Women of the South Distinguished in Literature

Front Cover
Charles B. Richardson, 1866 - American literature - 511 pages
0 Reviews

What people are saying - Write a review

We haven't found any reviews in the usual places.

Other editions - View all

Common terms and phrases

Popular passages

Page 291 - For there are three that bear record in heaven, the Father, the Word, and the Holy Ghost: and these three are one. And there are three that bear witness in earth, the spirit, and the water, and the blood: and these three agree in one.
Page 370 - The twilight hours, like birds, flew by, As lightly and as free ; Ten thousand stars were in the sky, Ten thousand on the sea; For every wave with dimpled face, That leaped upon the air, Had caught a star in its embrace, And held it trembling there.
Page 42 - Such were the bloody circus' genial laws, And the imperial pleasure. Wherefore not ? What matters where we fall to fill the maws Of worms — on battle-plains or listed spot ? Both are but theatres where the chief actors rot.
Page 195 - Jesus can make a dying bed Feel soft as downy pillows are, While on His breast I lean my head, And breathe my life out sweetly there.
Page 191 - And inaccessible Majesty. Ah ! why Should we, in the world's riper years, neglect God's ancient sanctuaries, and adore Only among the crowd, and under roofs That our frail hands have raised...
Page 96 - All school-days' friendship, childhood innocence ? We, Hermia, like two artificial gods, Have with our needles created both one flower, Both on one sampler, sitting on one cushion, Both warbling of one song, both in one key ; As if our hands, our sides, voices, and minds, Had been incorporate. So we grew together, Like to a double cherry, seeming parted ; But yet a union in partition, Two lovely berries moulded on one stem : So, with two seeming bodies, but one heart ; Two of the first, like coats...
Page 371 - Was ne'er arrayed like these; And just as free from guilt and art Were lovely human flowers, Ere Sorrow set her bleeding heart On this fair world of ours. I heard the laughing wind behind A-playing with my hair; The breezy fingers of the wind— How cool and moist they were! I heard the night-bird warbling o'er Its soft, enchanting strain: I never heard such sounds before, And never shall again.
Page 282 - For the thing which I greatly feared is come upon me, and that which I was afraid of is come unto me.
Page 50 - Humour can prevail, When Airs, and Flights, and Screams, and Scolding fail.

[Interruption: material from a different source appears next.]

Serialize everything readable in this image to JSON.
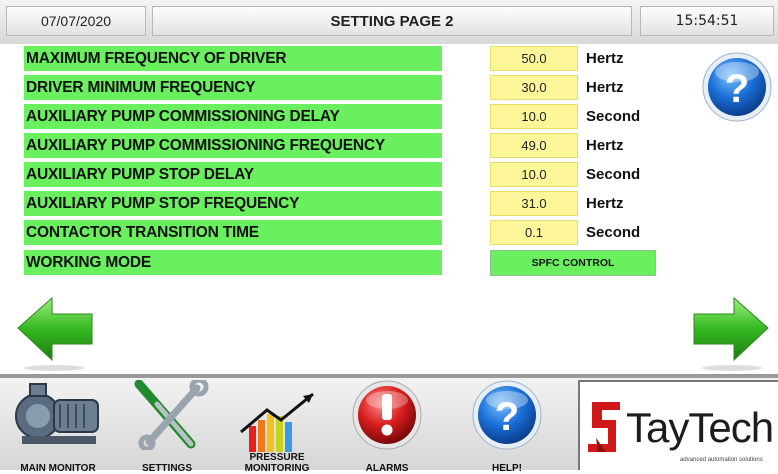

Beauties in vain their pretty Eyes may roll ; Charms strike the Sight, but Merit wins the Soul.
Page 451 - With less of love than now ; For then I should at least have felt The sweet hope still my own, To win thee back, and, whilst I dwelt On earth, not been

Bibliographic information